Controversy exists over whether or not occupational inhalation exposure to wood dust and/or formaldehyde increases risk for respiratory cancers. The objective of this study was to examine the risk of nasal, nasopharyngeal, and lung cancer in relation to occupational exposure to wood dust and formaldehyde among Finnish men. The cohort of all Finnish men born between the years 1906 and 1945 and in employment during 1970 was followed up through the Finnish Cancer Registry for cases of cancers of the nose (n = 292), nasopharynx (n = 149), and lung (n = 30,137) during the period 1971-1995. The subjects' occupations, as recorded in the population census in 1970, were converted to estimates of exposure to wood dust, formaldehyde, asbestos, and silica dust through the Finnish job-exposure matrix. Cumulative exposure (CE) was calculated based on the prevalence, average level, and estimated duration of exposure. The relative risk (RR) estimates for the CE categories of wood dust and formaldehyde were defined by Poisson regression, with adjustments made for smoking, socioeconomic status, and exposure to asbestos and/or silica dust. Men exposed to wood dust had a significant excess risk of nasal cancer overall (RR, 1.59; 95% confidence interval [CI], 1.06-2.38), and specifically nasal squamous cell carcinoma (RR, 1.98; 95% CI, 1.19-3.31). Workers exposed to formaldehyde had an RR of 1.18 (95% CI, 1.12-1.25) for lung cancer. There was no indication that CE to wood dust or formaldehyde would increase the risk of nasopharyngeal cancer. Occupational exposure to wood dust appeared to increase the risk of nasal cancer but not of nasopharyngeal or lung cancer. The slight excess risk of lung cancer observed for exposure to formaldehyde may be the result of residual confounding from smoking. In summary, this study provides further evidence that exposure to wood dust in a variety of occupations may increase the risk of nasal cancer.

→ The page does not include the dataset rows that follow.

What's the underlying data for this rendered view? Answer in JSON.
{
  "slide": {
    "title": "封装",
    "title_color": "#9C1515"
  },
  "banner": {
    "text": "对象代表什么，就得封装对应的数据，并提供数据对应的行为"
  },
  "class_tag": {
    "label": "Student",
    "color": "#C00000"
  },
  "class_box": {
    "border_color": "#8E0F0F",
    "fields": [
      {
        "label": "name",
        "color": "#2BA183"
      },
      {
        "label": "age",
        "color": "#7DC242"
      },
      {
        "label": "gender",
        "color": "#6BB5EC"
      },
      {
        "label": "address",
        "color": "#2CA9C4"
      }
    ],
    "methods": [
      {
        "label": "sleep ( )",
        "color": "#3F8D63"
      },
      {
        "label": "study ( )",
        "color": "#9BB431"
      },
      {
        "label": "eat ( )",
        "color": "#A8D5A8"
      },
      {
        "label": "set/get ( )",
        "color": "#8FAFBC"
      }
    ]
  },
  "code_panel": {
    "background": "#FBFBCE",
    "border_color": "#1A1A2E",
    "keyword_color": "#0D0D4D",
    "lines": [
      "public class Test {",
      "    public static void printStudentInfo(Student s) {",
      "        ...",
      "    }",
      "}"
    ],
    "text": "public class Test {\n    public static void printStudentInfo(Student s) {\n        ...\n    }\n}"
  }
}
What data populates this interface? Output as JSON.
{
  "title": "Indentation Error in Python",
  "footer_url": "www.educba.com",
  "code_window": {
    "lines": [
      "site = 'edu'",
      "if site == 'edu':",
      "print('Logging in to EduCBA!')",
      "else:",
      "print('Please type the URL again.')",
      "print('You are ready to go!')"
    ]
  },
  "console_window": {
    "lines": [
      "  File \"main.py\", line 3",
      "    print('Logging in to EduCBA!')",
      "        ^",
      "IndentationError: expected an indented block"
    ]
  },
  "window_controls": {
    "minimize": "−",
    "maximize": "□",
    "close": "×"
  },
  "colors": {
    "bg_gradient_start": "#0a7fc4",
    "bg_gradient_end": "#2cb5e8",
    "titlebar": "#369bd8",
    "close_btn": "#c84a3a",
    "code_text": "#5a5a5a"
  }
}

Twitter Demographics

The data shown below were collected from the profiles of 4 tweeters who shared this research output. Click here to find out more about how the information was compiled.

Mendeley readers

The data shown below were compiled from readership statistics for 68 Mendeley readers of this research output. Click here to see the associated Mendeley record.

Geographical breakdown

Country Count As %
Poland 1 1%
Ghana 1 1%
Unknown 66 97%

Demographic breakdown

Readers by professional status Count As %
Student > Bachelor 13 19%
Student > Postgraduate 10 15%
Researcher 9 13%
Student > Master 7 10%
Other 6 9%
Other 14 21%
Unknown 9 13%
Readers by discipline Count As %
Medicine and Dentistry 22 32%
Environmental Science 15 22%
Engineering 4 6%
Nursing and Health Professions 3 4%
Social Sciences 2 3%
Other 12 18%
Unknown 10 15%

Attention Score in Context

This research output has an Altmetric Attention Score of 13. This is our high-level measure of the quality and quantity of online attention that it has received. This Attention Score, as well as the ranking and number of research outputs shown below, was calculated when the research output was last mentioned on 30 September 2021.
All research outputs
#1,947,918
of 19,028,425 outputs
Outputs from Cancer Management and Research
#39
of 1,615 outputs
Outputs of similar age
#13,483
of 139,617 outputs
Outputs of similar age from Cancer Management and Research
#4
of 17 outputs
Altmetric has tracked 19,028,425 research outputs across all sources so far. Compared to these this one has done well and is in the 89th percentile: it's in the top 25% of all research outputs ever tracked by Altmetric.
So far Altmetric has tracked 1,615 research outputs from this source. They receive a mean Attention Score of 2.3. This one has done particularly well, scoring higher than 97% of its peers.
Older research outputs will score higher simply because they've had more time to accumulate mentions. To account for age we can compare this Altmetric Attention Score to the 139,617 tracked outputs that were published within six weeks on either side of this one in any source. This one has done particularly well, scoring higher than 90% of its contemporaries.
We're also able to compare this research output to 17 others from the same source and published within six weeks on either side of this one. This one has done well, scoring higher than 76% of its contemporaries.